According to a 2013 study published in Veterinary Practice News, over 50 percent of American cats in 2012 had not been seen by a veterinarian for an annual checkup. The study found that just the trip alone was a major issue — with fifty-eight percent of owners reporting that their cats abhorred going to the clinic.
The majority of cats were so fearful of the carrier and car travel that it ultimately resulted in owners not taking their cats to the veterinarian.Considering that most cats don’t enjoy the trip to a veterinary hospital — and that this reluctance could translate into an owner putting off wellness exams altogether — the services of a mobile veterinary practice can be very valuable. This is especially true for multi-cat households. Many veterinarians offer special discounts for these households, so it’s wise to ask about discount policies when making an appointment.
Because many mobile practices maintain a more flexible schedule than traditional practices, appointments can often be arranged on weekends or early evening hours. Some mobile practices cover emergencies, as well (but be sure to ask ahead of time about services, hours and pricing if you have any concerns).
Costs will be higher
However, it is important to note that the cost of a house call visit will generally be greater than an office visit. Fees are higher because house call veterinarians usually can make only a limited number of calls, limiting the number of clients they can serve. Additionally, the cost of gasoline and travel is factored into their higher fees.
And keep in mind that there are some situations that do require a full service clinic. A house call veterinary service is not the ideal choice when advanced diagnostic tests or hospitalization may be necessary. “In these cases, I do prefer the convenience of being in the hospital so that my supplies and all my diagnostic equipment are at my fingertips,” explains Erin Holder, DVM, owner of Florida Wild Veterinary Hospital in DeLand, Florida. Therefore, the optimum strategy is for owners to use a full-service clinic that also provides a mobile service.
Dr. Holder feels strongly that a house call visit can often alleviate the typical stresses of a regular office visit. Additionally, she feels that she can help resolve some difficult feline behavior problems that the owner may be experiencing by observing the interaction between the cat and the owner in their home environment.
“For most of my feline patients, the trip to the office alone is sufficiently stressful to cause physiological changes — including changes in blood values and anxiety — and this is before I have even examined the patient,” explains Dr. Holder. “Examinations and routine blood and urine testing in the home eliminate trip anxiety.
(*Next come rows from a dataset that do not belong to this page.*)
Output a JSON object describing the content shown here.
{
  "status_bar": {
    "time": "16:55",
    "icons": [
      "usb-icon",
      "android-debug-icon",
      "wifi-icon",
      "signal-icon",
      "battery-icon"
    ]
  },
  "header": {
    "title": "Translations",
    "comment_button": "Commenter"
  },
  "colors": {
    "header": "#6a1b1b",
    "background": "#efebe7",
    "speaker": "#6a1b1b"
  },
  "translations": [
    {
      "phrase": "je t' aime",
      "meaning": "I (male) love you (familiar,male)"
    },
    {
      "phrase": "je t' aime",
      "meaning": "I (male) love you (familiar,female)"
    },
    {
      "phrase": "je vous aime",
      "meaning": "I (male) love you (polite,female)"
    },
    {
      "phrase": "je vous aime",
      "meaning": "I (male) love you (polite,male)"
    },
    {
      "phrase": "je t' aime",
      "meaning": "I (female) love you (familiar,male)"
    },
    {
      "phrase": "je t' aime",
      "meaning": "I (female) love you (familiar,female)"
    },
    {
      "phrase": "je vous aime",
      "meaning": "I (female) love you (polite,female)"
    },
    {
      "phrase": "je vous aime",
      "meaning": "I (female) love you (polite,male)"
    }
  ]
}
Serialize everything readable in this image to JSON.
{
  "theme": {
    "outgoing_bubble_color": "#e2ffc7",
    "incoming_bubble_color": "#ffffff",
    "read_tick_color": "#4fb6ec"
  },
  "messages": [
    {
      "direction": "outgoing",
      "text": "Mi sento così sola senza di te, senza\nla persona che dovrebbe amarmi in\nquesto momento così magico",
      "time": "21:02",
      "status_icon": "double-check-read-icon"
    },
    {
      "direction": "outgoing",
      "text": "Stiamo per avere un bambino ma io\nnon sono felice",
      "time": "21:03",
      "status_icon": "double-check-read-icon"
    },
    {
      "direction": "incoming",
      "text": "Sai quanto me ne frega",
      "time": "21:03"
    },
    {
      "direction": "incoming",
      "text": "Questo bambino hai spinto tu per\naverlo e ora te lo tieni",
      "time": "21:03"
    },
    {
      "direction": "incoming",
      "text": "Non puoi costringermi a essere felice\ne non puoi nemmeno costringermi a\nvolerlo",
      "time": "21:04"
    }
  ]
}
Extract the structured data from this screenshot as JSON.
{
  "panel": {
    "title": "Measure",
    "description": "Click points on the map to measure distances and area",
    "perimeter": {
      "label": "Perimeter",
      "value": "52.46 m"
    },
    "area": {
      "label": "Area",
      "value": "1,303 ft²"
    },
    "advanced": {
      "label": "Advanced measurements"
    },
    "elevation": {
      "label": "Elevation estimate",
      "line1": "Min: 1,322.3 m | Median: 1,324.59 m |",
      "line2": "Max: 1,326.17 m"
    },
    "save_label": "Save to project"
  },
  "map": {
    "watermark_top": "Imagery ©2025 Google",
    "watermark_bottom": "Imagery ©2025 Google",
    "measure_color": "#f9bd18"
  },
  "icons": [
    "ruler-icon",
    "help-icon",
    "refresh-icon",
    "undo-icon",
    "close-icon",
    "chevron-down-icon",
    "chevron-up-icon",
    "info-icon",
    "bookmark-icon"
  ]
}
In addition, cats typically are much more relaxed in their own environment with the sounds and smells to which they are accustomed.”
Being able to make mobile visits is crucial to Dr. Holder’s practice. “I set out to get to those patients that could not otherwise get to me. What I realized is how wonderfully many of my patients responded to staying in their home for treatment. I deeply care about how the cats feel during examinations and diagnostics, but unfortunately I can’t tell them that I am trying to help,” says Dr. Holder. “But by offering house calls, I have the opportunity to let the cats choose where they feel most comfortable. By diminishing their stress, I am gaining my patient’s trust.”
Dr. Holder feels that the relationship with her human clients is also impacted positively during house calls. “Because clients are inviting me into their homes, the trust often develops much more quickly. House calls are less hurried and this allows more time for me to better get to know my clients.” – Jo Singer